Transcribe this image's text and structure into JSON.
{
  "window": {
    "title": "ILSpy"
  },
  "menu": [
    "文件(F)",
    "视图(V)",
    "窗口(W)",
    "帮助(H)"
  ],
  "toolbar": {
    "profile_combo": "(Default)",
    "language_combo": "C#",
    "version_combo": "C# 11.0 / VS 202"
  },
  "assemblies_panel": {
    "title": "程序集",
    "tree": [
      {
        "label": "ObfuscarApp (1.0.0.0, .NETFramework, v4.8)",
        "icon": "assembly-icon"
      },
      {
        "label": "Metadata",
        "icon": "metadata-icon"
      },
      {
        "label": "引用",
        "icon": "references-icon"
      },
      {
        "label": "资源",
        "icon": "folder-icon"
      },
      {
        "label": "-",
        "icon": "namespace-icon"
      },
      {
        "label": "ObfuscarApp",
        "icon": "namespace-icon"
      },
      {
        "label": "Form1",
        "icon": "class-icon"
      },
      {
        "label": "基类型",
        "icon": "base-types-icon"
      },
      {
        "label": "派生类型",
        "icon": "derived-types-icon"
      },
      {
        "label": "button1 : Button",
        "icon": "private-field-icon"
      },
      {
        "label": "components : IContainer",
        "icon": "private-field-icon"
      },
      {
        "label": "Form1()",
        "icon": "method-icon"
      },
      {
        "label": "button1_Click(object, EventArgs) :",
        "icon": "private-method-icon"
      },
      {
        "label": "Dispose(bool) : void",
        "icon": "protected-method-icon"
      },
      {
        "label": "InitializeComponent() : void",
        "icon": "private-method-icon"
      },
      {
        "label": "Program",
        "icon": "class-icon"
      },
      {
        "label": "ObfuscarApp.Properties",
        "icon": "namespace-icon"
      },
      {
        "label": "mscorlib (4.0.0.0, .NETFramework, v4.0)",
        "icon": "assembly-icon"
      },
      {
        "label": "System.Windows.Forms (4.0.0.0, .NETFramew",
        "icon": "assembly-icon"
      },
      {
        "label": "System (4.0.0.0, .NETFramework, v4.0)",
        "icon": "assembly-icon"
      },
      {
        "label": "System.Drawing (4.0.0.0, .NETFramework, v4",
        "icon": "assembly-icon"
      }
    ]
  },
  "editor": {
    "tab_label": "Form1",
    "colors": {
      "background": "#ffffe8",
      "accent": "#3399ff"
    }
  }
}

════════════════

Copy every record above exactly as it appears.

** PROBLEM SOLUTION **
Transcribe this image's text and structure into JSON.
{
  "window": {
    "title": "ILSpy"
  },
  "menu": [
    "文件(F)",
    "视图(V)",
    "窗口(W)",
    "帮助(H)"
  ],
  "toolbar": {
    "profile_combo": "(Default)",
    "language_combo": "C#",
    "version_combo": "C# 11.0 / VS 202"
  },
  "assemblies_panel": {
    "title": "程序集",
    "tree": [
      {
        "label": "ObfuscarApp (1.0.0.0, .NETFramework, v4.8)",
        "icon": "assembly-icon"
      },
      {
        "label": "Metadata",
        "icon": "metadata-icon"
      },
      {
        "label": "引用",
        "icon": "references-icon"
      },
      {
        "label": "资源",
        "icon": "folder-icon"
      },
      {
        "label": "-",
        "icon": "namespace-icon"
      },
      {
        "label": "ObfuscarApp",
        "icon": "namespace-icon"
      },
      {
        "label": "Form1",
        "icon": "class-icon"
      },
      {
        "label": "基类型",
        "icon": "base-types-icon"
      },
      {
        "label": "派生类型",
        "icon": "derived-types-icon"
      },
      {
        "label": "button1 : Button",
        "icon": "private-field-icon"
      },
      {
        "label": "components : IContainer",
        "icon": "private-field-icon"
      },
      {
        "label": "Form1()",
        "icon": "method-icon"
      },
      {
        "label": "button1_Click(object, EventArgs) :",
        "icon": "private-method-icon"
      },
      {
        "label": "Dispose(bool) : void",
        "icon": "protected-method-icon"
      },
      {
        "label": "InitializeComponent() : void",
        "icon": "private-method-icon"
      },
      {
        "label": "Program",
        "icon": "class-icon"
      },
      {
        "label": "ObfuscarApp.Properties",
        "icon": "namespace-icon"
      },
      {
        "label": "mscorlib (4.0.0.0, .NETFramework, v4.0)",
        "icon": "assembly-icon"
      },
      {
        "label": "System.Windows.Forms (4.0.0.0, .NETFramew",
        "icon": "assembly-icon"
      },
      {
        "label": "System (4.0.0.0, .NETFramework, v4.0)",
        "icon": "assembly-icon"
      },
      {
        "label": "System.Drawing (4.0.0.0, .NETFramework, v4",
        "icon": "assembly-icon"
      }
    ]
  },
  "editor": {
    "tab_label": "Form1",
    "colors": {
      "background": "#ffffe8",
      "accent": "#3399ff"
    }
  }
}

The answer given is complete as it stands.